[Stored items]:
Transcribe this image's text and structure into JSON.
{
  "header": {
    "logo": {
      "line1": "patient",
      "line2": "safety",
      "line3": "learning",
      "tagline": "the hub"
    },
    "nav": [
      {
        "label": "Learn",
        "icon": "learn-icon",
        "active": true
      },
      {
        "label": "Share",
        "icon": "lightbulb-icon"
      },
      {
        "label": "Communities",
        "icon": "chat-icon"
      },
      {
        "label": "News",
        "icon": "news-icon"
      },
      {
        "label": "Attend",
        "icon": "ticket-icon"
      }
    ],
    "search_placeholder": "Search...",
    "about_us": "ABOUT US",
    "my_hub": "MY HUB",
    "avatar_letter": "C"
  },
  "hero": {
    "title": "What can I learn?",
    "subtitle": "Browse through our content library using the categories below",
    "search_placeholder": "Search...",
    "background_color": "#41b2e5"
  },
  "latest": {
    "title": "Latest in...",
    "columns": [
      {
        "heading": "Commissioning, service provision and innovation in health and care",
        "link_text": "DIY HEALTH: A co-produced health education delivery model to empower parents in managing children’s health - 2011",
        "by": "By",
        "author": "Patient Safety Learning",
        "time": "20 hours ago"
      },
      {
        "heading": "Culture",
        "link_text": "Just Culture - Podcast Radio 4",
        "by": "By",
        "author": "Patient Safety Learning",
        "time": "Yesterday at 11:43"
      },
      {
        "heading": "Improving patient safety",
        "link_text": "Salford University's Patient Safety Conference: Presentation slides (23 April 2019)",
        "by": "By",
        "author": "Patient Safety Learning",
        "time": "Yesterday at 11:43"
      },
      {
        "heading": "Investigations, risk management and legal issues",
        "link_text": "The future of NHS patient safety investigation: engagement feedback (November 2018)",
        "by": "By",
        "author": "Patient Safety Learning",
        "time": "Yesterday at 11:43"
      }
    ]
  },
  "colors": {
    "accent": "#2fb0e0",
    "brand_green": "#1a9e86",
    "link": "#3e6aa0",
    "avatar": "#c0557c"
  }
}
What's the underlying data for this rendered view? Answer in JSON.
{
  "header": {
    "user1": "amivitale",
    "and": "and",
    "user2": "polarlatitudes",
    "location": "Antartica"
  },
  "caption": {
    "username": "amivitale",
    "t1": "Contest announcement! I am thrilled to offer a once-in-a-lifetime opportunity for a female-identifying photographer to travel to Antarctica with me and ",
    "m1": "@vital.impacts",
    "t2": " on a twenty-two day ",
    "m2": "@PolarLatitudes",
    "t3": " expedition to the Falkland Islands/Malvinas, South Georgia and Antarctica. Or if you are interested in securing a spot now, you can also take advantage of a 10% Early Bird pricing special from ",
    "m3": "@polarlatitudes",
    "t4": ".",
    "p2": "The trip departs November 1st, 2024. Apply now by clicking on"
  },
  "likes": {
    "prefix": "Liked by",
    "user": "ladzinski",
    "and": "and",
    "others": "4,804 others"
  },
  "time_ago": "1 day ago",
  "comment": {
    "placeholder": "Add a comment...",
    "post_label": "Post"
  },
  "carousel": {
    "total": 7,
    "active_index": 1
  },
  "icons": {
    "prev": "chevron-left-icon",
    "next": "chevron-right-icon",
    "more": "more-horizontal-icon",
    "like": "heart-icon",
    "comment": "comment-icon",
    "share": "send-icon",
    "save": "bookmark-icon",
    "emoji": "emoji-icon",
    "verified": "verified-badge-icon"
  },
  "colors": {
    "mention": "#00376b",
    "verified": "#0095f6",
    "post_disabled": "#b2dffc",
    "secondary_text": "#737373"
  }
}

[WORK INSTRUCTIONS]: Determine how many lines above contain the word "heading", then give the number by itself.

[ANSWER FOR THIS EXERCISE]: 4